→ **WHAT THE EXERCISE ASKS**
Copy out the data that follows exactly, leaving out no line.
===== PROVIDED RECORDS =====
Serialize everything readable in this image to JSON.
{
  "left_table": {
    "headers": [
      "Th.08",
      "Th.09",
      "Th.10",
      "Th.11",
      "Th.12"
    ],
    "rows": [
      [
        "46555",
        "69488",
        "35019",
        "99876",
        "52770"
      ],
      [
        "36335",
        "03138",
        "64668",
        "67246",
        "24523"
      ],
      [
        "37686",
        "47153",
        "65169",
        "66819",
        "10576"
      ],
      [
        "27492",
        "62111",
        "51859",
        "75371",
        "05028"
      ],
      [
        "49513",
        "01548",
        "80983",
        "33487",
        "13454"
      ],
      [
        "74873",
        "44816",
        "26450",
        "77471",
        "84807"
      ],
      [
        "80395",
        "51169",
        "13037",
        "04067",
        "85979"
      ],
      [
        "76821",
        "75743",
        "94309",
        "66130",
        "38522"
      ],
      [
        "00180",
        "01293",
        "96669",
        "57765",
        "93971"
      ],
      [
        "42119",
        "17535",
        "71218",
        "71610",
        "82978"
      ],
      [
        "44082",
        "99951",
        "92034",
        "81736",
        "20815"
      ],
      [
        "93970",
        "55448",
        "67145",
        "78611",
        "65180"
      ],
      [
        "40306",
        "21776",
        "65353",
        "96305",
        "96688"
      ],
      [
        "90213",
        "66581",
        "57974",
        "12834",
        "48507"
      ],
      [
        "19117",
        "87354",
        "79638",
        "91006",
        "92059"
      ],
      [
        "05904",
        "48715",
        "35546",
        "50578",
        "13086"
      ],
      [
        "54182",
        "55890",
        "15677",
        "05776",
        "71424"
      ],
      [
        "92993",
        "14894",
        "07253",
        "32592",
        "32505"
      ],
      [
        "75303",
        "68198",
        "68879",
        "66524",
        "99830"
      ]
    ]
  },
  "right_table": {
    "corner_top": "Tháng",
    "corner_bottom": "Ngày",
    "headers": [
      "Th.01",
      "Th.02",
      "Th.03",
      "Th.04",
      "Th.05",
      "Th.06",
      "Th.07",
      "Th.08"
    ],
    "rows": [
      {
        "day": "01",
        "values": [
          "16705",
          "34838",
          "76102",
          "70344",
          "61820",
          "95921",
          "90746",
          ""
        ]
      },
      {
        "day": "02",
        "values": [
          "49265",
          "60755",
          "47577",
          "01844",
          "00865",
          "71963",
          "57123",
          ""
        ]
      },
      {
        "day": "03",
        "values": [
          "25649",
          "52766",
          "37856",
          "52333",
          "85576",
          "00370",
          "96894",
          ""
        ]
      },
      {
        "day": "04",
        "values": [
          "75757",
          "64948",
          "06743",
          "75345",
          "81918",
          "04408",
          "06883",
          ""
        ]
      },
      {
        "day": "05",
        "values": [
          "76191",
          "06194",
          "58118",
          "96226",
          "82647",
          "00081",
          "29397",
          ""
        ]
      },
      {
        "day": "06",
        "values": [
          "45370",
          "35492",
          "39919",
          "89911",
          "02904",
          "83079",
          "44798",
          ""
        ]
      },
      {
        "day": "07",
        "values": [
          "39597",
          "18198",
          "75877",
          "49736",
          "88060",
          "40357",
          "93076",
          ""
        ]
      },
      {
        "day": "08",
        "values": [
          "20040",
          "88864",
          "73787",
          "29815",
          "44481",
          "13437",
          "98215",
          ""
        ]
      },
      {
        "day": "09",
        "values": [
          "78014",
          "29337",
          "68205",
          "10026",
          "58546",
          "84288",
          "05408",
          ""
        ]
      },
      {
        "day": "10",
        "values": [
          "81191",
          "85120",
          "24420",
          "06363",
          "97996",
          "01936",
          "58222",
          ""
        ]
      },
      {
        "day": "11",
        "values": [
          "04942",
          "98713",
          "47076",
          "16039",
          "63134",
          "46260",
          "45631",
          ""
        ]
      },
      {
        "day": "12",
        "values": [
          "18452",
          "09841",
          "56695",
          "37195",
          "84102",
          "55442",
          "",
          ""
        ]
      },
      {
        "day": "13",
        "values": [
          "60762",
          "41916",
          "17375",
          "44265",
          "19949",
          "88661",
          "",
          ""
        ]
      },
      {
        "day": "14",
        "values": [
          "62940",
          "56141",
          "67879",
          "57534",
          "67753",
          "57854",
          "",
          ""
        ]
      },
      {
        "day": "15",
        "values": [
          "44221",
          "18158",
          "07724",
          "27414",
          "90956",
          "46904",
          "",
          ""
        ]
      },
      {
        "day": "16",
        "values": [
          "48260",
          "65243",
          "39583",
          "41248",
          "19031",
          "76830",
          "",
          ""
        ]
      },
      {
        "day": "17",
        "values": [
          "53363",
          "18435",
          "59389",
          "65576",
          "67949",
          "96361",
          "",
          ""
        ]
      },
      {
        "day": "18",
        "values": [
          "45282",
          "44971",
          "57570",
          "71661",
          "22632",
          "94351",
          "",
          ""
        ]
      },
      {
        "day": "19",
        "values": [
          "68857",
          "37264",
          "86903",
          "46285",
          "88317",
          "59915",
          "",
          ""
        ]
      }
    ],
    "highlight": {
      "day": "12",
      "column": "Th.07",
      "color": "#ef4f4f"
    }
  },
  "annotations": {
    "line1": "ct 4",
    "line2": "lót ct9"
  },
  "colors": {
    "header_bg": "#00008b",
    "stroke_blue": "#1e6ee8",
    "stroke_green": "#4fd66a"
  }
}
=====
→ **RESPONSE AREA**
Serialize everything readable in this image to JSON.
{
  "left_table": {
    "headers": [
      "Th.08",
      "Th.09",
      "Th.10",
      "Th.11",
      "Th.12"
    ],
    "rows": [
      [
        "46555",
        "69488",
        "35019",
        "99876",
        "52770"
      ],
      [
        "36335",
        "03138",
        "64668",
        "67246",
        "24523"
      ],
      [
        "37686",
        "47153",
        "65169",
        "66819",
        "10576"
      ],
      [
        "27492",
        "62111",
        "51859",
        "75371",
        "05028"
      ],
      [
        "49513",
        "01548",
        "80983",
        "33487",
        "13454"
      ],
      [
        "74873",
        "44816",
        "26450",
        "77471",
        "84807"
      ],
      [
        "80395",
        "51169",
        "13037",
        "04067",
        "85979"
      ],
      [
        "76821",
        "75743",
        "94309",
        "66130",
        "38522"
      ],
      [
        "00180",
        "01293",
        "96669",
        "57765",
        "93971"
      ],
      [
        "42119",
        "17535",
        "71218",
        "71610",
        "82978"
      ],
      [
        "44082",
        "99951",
        "92034",
        "81736",
        "20815"
      ],
      [
        "93970",
        "55448",
        "67145",
        "78611",
        "65180"
      ],
      [
        "40306",
        "21776",
        "65353",
        "96305",
        "96688"
      ],
      [
        "90213",
        "66581",
        "57974",
        "12834",
        "48507"
      ],
      [
        "19117",
        "87354",
        "79638",
        "91006",
        "92059"
      ],
      [
        "05904",
        "48715",
        "35546",
        "50578",
        "13086"
      ],
      [
        "54182",
        "55890",
        "15677",
        "05776",
        "71424"
      ],
      [
        "92993",
        "14894",
        "07253",
        "32592",
        "32505"
      ],
      [
        "75303",
        "68198",
        "68879",
        "66524",
        "99830"
      ]
    ]
  },
  "right_table": {
    "corner_top": "Tháng",
    "corner_bottom": "Ngày",
    "headers": [
      "Th.01",
      "Th.02",
      "Th.03",
      "Th.04",
      "Th.05",
      "Th.06",
      "Th.07",
      "Th.08"
    ],
    "rows": [
      {
        "day": "01",
        "values": [
          "16705",
          "34838",
          "76102",
          "70344",
          "61820",
          "95921",
          "90746",
          ""
        ]
      },
      {
        "day": "02",
        "values": [
          "49265",
          "60755",
          "47577",
          "01844",
          "00865",
          "71963",
          "57123",
          ""
        ]
      },
      {
        "day": "03",
        "values": [
          "25649",
          "52766",
          "37856",
          "52333",
          "85576",
          "00370",
          "96894",
          ""
        ]
      },
      {
        "day": "04",
        "values": [
          "75757",
          "64948",
          "06743",
          "75345",
          "81918",
          "04408",
          "06883",
          ""
        ]
      },
      {
        "day": "05",
        "values": [
          "76191",
          "06194",
          "58118",
          "96226",
          "82647",
          "00081",
          "29397",
          ""
        ]
      },
      {
        "day": "06",
        "values": [
          "45370",
          "35492",
          "39919",
          "89911",
          "02904",
          "83079",
          "44798",
          ""
        ]
      },
      {
        "day": "07",
        "values": [
          "39597",
          "18198",
          "75877",
          "49736",
          "88060",
          "40357",
          "93076",
          ""
        ]
      },
      {
        "day": "08",
        "values": [
          "20040",
          "88864",
          "73787",
          "29815",
          "44481",
          "13437",
          "98215",
          ""
        ]
      },
      {
        "day": "09",
        "values": [
          "78014",
          "29337",
          "68205",
          "10026",
          "58546",
          "84288",
          "05408",
          ""
        ]
      },
      {
        "day": "10",
        "values": [
          "81191",
          "85120",
          "24420",
          "06363",
          "97996",
          "01936",
          "58222",
          ""
        ]
      },
      {
        "day": "11",
        "values": [
          "04942",
          "98713",
          "47076",
          "16039",
          "63134",
          "46260",
          "45631",
          ""
        ]
      },
      {
        "day": "12",
        "values": [
          "18452",
          "09841",
          "56695",
          "37195",
          "84102",
          "55442",
          "",
          ""
        ]
      },
      {
        "day": "13",
        "values": [
          "60762",
          "41916",
          "17375",
          "44265",
          "19949",
          "88661",
          "",
          ""
        ]
      },
      {
        "day": "14",
        "values": [
          "62940",
          "56141",
          "67879",
          "57534",
          "67753",
          "57854",
          "",
          ""
        ]
      },
      {
        "day": "15",
        "values": [
          "44221",
          "18158",
          "07724",
          "27414",
          "90956",
          "46904",
          "",
          ""
        ]
      },
      {
        "day": "16",
        "values": [
          "48260",
          "65243",
          "39583",
          "41248",
          "19031",
          "76830",
          "",
          ""
        ]
      },
      {
        "day": "17",
        "values": [
          "53363",
          "18435",
          "59389",
          "65576",
          "67949",
          "96361",
          "",
          ""
        ]
      },
      {
        "day": "18",
        "values": [
          "45282",
          "44971",
          "57570",
          "71661",
          "22632",
          "94351",
          "",
          ""
        ]
      },
      {
        "day": "19",
        "values": [
          "68857",
          "37264",
          "86903",
          "46285",
          "88317",
          "59915",
          "",
          ""
        ]
      }
    ],
    "highlight": {
      "day": "12",
      "column": "Th.07",
      "color": "#ef4f4f"
    }
  },
  "annotations": {
    "line1": "ct 4",
    "line2": "lót ct9"
  },
  "colors": {
    "header_bg": "#00008b",
    "stroke_blue": "#1e6ee8",
    "stroke_green": "#4fd66a"
  }
}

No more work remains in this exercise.